ASSIGNMENT
Every entry below needs to be copied exactly.

Component data from apps and pages
+ + + + +

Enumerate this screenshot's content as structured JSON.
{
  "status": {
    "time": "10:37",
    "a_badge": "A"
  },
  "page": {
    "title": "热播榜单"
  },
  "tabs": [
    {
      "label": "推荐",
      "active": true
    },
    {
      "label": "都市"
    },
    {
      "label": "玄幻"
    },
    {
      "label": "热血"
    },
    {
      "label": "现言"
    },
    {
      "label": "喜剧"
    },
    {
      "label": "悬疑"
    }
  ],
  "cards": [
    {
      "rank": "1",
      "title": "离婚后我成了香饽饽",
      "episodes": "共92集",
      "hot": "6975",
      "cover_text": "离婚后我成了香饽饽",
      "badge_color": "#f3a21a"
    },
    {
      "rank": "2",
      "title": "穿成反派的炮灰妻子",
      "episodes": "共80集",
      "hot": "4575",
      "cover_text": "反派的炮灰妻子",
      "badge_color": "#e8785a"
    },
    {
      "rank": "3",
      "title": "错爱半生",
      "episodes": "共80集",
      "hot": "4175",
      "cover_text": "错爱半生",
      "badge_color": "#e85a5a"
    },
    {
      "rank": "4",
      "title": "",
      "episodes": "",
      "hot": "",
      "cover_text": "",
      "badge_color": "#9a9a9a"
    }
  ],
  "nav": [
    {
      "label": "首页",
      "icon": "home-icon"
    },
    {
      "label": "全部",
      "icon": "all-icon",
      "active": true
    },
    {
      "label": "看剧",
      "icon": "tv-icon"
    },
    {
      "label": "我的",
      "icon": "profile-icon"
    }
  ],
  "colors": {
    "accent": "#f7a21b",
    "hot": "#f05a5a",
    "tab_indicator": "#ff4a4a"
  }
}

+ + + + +

FINAL ANSWER
Enumerate this screenshot's content as structured JSON.
{
  "status": {
    "time": "10:37",
    "a_badge": "A"
  },
  "page": {
    "title": "热播榜单"
  },
  "tabs": [
    {
      "label": "推荐",
      "active": true
    },
    {
      "label": "都市"
    },
    {
      "label": "玄幻"
    },
    {
      "label": "热血"
    },
    {
      "label": "现言"
    },
    {
      "label": "喜剧"
    },
    {
      "label": "悬疑"
    }
  ],
  "cards": [
    {
      "rank": "1",
      "title": "离婚后我成了香饽饽",
      "episodes": "共92集",
      "hot": "6975",
      "cover_text": "离婚后我成了香饽饽",
      "badge_color": "#f3a21a"
    },
    {
      "rank": "2",
      "title": "穿成反派的炮灰妻子",
      "episodes": "共80集",
      "hot": "4575",
      "cover_text": "反派的炮灰妻子",
      "badge_color": "#e8785a"
    },
    {
      "rank": "3",
      "title": "错爱半生",
      "episodes": "共80集",
      "hot": "4175",
      "cover_text": "错爱半生",
      "badge_color": "#e85a5a"
    },
    {
      "rank": "4",
      "title": "",
      "episodes": "",
      "hot": "",
      "cover_text": "",
      "badge_color": "#9a9a9a"
    }
  ],
  "nav": [
    {
      "label": "首页",
      "icon": "home-icon"
    },
    {
      "label": "全部",
      "icon": "all-icon",
      "active": true
    },
    {
      "label": "看剧",
      "icon": "tv-icon"
    },
    {
      "label": "我的",
      "icon": "profile-icon"
    }
  ],
  "colors": {
    "accent": "#f7a21b",
    "hot": "#f05a5a",
    "tab_indicator": "#ff4a4a"
  }
}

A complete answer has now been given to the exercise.